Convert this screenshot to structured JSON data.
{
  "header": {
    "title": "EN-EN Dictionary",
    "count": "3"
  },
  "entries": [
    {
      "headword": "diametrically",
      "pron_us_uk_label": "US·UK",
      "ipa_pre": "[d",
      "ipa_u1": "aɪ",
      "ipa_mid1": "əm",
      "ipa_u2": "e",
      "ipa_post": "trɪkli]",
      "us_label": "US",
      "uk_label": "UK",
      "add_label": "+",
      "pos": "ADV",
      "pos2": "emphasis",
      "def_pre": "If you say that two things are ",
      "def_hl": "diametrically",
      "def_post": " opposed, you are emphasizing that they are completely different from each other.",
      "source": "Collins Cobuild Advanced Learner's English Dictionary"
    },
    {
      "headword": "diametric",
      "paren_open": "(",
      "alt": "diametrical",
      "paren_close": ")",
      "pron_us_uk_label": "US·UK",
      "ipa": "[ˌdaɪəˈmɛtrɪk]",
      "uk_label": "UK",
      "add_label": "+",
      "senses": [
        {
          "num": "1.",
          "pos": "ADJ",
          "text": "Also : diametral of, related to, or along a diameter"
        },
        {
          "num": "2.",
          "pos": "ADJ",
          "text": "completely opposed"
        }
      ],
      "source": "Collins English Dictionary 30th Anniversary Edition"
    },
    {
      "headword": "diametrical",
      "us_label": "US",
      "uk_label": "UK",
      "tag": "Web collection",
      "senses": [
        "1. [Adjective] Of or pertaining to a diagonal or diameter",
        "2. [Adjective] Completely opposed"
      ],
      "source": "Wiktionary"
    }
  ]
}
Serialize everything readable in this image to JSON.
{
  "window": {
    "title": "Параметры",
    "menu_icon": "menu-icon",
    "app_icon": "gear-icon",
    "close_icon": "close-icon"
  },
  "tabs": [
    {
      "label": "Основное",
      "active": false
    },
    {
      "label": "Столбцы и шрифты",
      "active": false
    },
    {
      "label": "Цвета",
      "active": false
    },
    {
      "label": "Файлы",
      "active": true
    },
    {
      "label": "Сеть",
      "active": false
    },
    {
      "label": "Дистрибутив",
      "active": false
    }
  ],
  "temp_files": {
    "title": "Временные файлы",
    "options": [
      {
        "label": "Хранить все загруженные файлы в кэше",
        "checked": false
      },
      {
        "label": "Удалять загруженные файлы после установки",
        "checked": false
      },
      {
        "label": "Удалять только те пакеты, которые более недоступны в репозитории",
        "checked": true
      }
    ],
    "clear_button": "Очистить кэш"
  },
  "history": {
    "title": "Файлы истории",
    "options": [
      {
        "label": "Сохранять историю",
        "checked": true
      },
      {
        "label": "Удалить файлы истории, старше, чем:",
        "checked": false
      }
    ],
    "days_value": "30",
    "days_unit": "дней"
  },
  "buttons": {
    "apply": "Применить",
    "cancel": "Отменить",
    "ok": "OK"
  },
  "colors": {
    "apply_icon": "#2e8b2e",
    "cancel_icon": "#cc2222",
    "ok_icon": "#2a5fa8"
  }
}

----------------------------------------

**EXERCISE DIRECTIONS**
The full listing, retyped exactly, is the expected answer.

**REPLY**
Convert this screenshot to structured JSON data.
{
  "header": {
    "title": "EN-EN Dictionary",
    "count": "3"
  },
  "entries": [
    {
      "headword": "diametrically",
      "pron_us_uk_label": "US·UK",
      "ipa_pre": "[d",
      "ipa_u1": "aɪ",
      "ipa_mid1": "əm",
      "ipa_u2": "e",
      "ipa_post": "trɪkli]",
      "us_label": "US",
      "uk_label": "UK",
      "add_label": "+",
      "pos": "ADV",
      "pos2": "emphasis",
      "def_pre": "If you say that two things are ",
      "def_hl": "diametrically",
      "def_post": " opposed, you are emphasizing that they are completely different from each other.",
      "source": "Collins Cobuild Advanced Learner's English Dictionary"
    },
    {
      "headword": "diametric",
      "paren_open": "(",
      "alt": "diametrical",
      "paren_close": ")",
      "pron_us_uk_label": "US·UK",
      "ipa": "[ˌdaɪəˈmɛtrɪk]",
      "uk_label": "UK",
      "add_label": "+",
      "senses": [
        {
          "num": "1.",
          "pos": "ADJ",
          "text": "Also : diametral of, related to, or along a diameter"
        },
        {
          "num": "2.",
          "pos": "ADJ",
          "text": "completely opposed"
        }
      ],
      "source": "Collins English Dictionary 30th Anniversary Edition"
    },
    {
      "headword": "diametrical",
      "us_label": "US",
      "uk_label": "UK",
      "tag": "Web collection",
      "senses": [
        "1. [Adjective] Of or pertaining to a diagonal or diameter",
        "2. [Adjective] Completely opposed"
      ],
      "source": "Wiktionary"
    }
  ]
}
Serialize everything readable in this image to JSON.
{
  "window": {
    "title": "Параметры",
    "menu_icon": "menu-icon",
    "app_icon": "gear-icon",
    "close_icon": "close-icon"
  },
  "tabs": [
    {
      "label": "Основное",
      "active": false
    },
    {
      "label": "Столбцы и шрифты",
      "active": false
    },
    {
      "label": "Цвета",
      "active": false
    },
    {
      "label": "Файлы",
      "active": true
    },
    {
      "label": "Сеть",
      "active": false
    },
    {
      "label": "Дистрибутив",
      "active": false
    }
  ],
  "temp_files": {
    "title": "Временные файлы",
    "options": [
      {
        "label": "Хранить все загруженные файлы в кэше",
        "checked": false
      },
      {
        "label": "Удалять загруженные файлы после установки",
        "checked": false
      },
      {
        "label": "Удалять только те пакеты, которые более недоступны в репозитории",
        "checked": true
      }
    ],
    "clear_button": "Очистить кэш"
  },
  "history": {
    "title": "Файлы истории",
    "options": [
      {
        "label": "Сохранять историю",
        "checked": true
      },
      {
        "label": "Удалить файлы истории, старше, чем:",
        "checked": false
      }
    ],
    "days_value": "30",
    "days_unit": "дней"
  },
  "buttons": {
    "apply": "Применить",
    "cancel": "Отменить",
    "ok": "OK"
  },
  "colors": {
    "apply_icon": "#2e8b2e",
    "cancel_icon": "#cc2222",
    "ok_icon": "#2a5fa8"
  }
}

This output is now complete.